Problem requirements: What is the number of lines in the entries that contain the word "true"? Reply with that number only.

** Opening Data excerpts block **

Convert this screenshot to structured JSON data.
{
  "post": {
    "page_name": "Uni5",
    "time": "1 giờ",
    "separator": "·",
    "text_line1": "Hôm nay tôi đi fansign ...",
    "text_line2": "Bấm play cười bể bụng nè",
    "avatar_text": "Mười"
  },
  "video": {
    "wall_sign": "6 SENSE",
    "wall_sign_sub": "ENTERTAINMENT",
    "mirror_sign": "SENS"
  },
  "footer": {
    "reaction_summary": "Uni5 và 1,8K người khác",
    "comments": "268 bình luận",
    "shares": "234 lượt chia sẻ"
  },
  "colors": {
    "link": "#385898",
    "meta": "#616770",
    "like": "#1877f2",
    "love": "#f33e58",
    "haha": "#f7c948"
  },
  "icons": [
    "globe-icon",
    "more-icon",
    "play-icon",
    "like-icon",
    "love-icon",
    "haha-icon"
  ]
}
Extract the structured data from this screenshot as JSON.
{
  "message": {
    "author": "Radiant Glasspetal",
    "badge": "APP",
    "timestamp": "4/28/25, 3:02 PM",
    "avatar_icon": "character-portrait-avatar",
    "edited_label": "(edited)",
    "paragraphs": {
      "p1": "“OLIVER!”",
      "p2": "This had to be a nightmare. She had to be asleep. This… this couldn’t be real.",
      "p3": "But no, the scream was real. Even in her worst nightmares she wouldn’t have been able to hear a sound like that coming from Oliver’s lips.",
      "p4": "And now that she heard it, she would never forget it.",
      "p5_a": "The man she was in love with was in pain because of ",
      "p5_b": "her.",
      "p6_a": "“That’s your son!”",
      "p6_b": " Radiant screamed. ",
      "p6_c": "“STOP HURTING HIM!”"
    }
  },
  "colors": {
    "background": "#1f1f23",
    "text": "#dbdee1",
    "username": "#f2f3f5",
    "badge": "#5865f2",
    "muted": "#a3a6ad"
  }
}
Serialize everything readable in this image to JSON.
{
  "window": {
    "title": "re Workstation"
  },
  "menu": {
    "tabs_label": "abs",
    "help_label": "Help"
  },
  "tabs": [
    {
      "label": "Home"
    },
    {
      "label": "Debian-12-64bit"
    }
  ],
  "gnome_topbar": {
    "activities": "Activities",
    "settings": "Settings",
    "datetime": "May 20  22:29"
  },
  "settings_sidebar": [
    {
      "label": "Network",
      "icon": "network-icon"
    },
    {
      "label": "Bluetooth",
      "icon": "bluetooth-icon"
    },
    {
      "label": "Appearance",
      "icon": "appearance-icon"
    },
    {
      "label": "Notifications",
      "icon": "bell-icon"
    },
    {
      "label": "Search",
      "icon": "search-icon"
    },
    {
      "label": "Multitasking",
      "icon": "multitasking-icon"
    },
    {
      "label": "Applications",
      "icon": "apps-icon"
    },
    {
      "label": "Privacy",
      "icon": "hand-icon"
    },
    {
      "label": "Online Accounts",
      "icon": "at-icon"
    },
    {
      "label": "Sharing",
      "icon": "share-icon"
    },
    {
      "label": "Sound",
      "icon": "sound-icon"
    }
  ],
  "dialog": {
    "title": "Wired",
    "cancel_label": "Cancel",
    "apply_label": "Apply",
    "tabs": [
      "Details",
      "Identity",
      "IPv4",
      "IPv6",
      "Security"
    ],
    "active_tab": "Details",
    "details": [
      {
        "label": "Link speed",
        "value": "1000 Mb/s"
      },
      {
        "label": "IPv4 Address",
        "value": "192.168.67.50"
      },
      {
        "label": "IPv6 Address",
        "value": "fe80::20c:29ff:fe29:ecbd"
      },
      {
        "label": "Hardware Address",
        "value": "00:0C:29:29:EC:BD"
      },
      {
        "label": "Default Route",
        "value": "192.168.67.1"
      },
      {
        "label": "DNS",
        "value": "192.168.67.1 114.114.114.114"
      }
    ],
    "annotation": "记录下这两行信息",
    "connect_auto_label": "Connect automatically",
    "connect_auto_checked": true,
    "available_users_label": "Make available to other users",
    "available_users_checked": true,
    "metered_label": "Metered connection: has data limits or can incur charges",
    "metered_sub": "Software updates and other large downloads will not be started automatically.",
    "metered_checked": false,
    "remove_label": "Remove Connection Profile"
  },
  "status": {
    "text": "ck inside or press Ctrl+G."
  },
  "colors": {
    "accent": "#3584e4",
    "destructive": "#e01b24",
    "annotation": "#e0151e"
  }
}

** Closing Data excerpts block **

Solution for this problem: 2